Personalities are complex, and we need to respect individual tendencies to interact in ways that are natural and comfortable. As parents it is important to respect the uniqueness of each of our children, but we can scaffold their social development
Keep in mind that shy kids are also self-reliant, thoughtful, intuitive, great listeners, and very empathetic. The world will likely be a gentler place because of them.
Once parents recognize these natural behaviors, and embrace the positive side, they can work with them instead of against them. It is possible to help a shy child learn to be more confident and comfortable around others.
Tips for Helping a Shy Child:
1. Avoid labeling your child as “Shy.”
If people say your child is “shy,” gently correct them in front of your child. For example, “He’s not shy – he just takes a little while to get comfortable and then he’ll join in.”
Or: “Susie likes to think things through before rushing in.”
Listen to your child in any situation and encourage her to talk about her fears.
Let her know that you have faith in her: “I can see you’re feeling a little worried, but I’m really confident you’ll be able to handle it.” Help your child have a positive view of herself.
(I still remember an important tip my grandfather gave to me. I moved to a new school in the middle of first grade. I was terrified to try to meet new friends. My grandfather said, “just look at friends in your class and smile.” I think of that advice often as I have learned that making eye contact and connecting with a smile is a powerful way to open up a conversation.”}
2. Lay out expectations for your child before you arrive at a destination.
Think about times when your child is particularly clingy and then role-play to rehearse
those situations. In all situations, your child’s anxiety will decrease if she knows what to expect. Make a game of it, such as meeting a new child at school. Switch roles so your child can experience both sides of the social equation.
For example, you can state, “when we arrive at the birthday party, you will see Cindy, Mary, James, and a few other children from the neighborhood. You will play some fun games outside, then you will come inside, sing a birthday song, and eat birthday cake. Then you will watch Matthew open some birthday presents. I will come and pick you up when the party is over.”
3. Model positive social behavior.
Children learn from watching others so show them how to act: introduce yourself to new people, be kind and outgoing, ask people for help, give compliments to friends, thank others for their time.
Take time to practice the art of confident interaction. For example you can practice how to face someone with your whole body, look directly at them, and answer questions in a voice that the person can hear.

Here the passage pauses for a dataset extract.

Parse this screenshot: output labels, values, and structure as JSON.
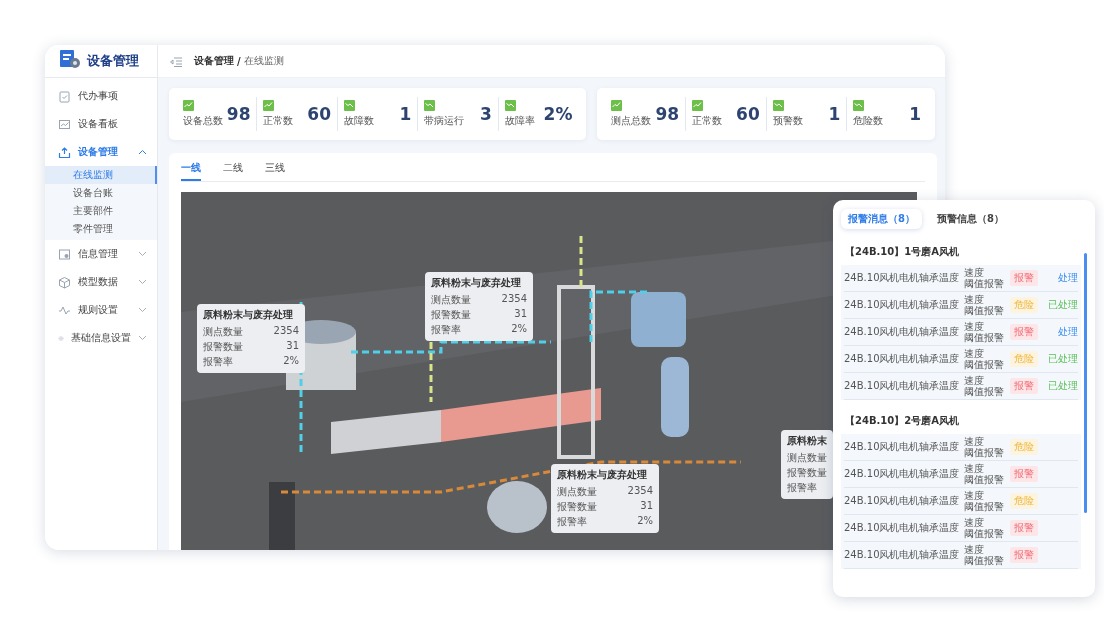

What seems intuitive to you may not be to your child. Practice and repetition helps build confidence in any social engagement.
Normalize doubts: Let your child know that “everyone feels unsure from time to time.” Share some of the challenges that you have to overcome. For example, you may explain, “Sometimes I feel worried about speaking up at work, but I always make an effort and feel good afterwards.”
And don’t push too hard – let your child approach situations at his own pace, not yours. Your child may stay near your side longer than you feel is necessary in public places. Even though you may feel a need to tell her to go out and mingle, her need may be to stay near your side. It is okay to give her time to feel comfortable.
4. Praise your child for “brave” social behavior.
For example, “David, I liked the way you said hello to the boy in the park. Did you notice how he smiled when you did that?”
Or: “You met a new friend today even though you felt nervous, that was really brave.” This will help your child to develop an inner sense of achievement and pride.
Avoid over-comforting your child. It sends the message that you think this is a scary situation. This might accidentally reward your child’s shy behavior. Let your child know you’re confident about her ability to handle social situations.
5. Provide opportunities for your child to be with other young children.
Preschool is a wonderful way for your child to learn to interact with others and find new friends. The routine of participating with children in shared activities helps your child feel at ease with other children.
Arranging play dates is another way for your child to interact and learn about the “give and take” of playing with a new friend. Play dates at a friend’s house gives your child skills to adjust to new settings. (You may need to stay with him for a while at first, but you can gradually reduce the time you stay with him.}
Encourage other activities, also with a step-by-step approach. For example, if your child wants to do ballet but is nervous about being in a class, take her to watch the group for the first week, then suggest she joins in the next week while you stay in the room. Then build up to leaving the room for brief periods. Before long, she should feel comfortable.
Give your child chances to use and practice their social skills. In the store, encourage him to pay the cashier. At dinner in a restaurant, have her order her own meal. Give them the chance to speak up for themselves instead of you doing it for them.
And above all, show love and acceptance. Let her know it’s OK to feel shy at times.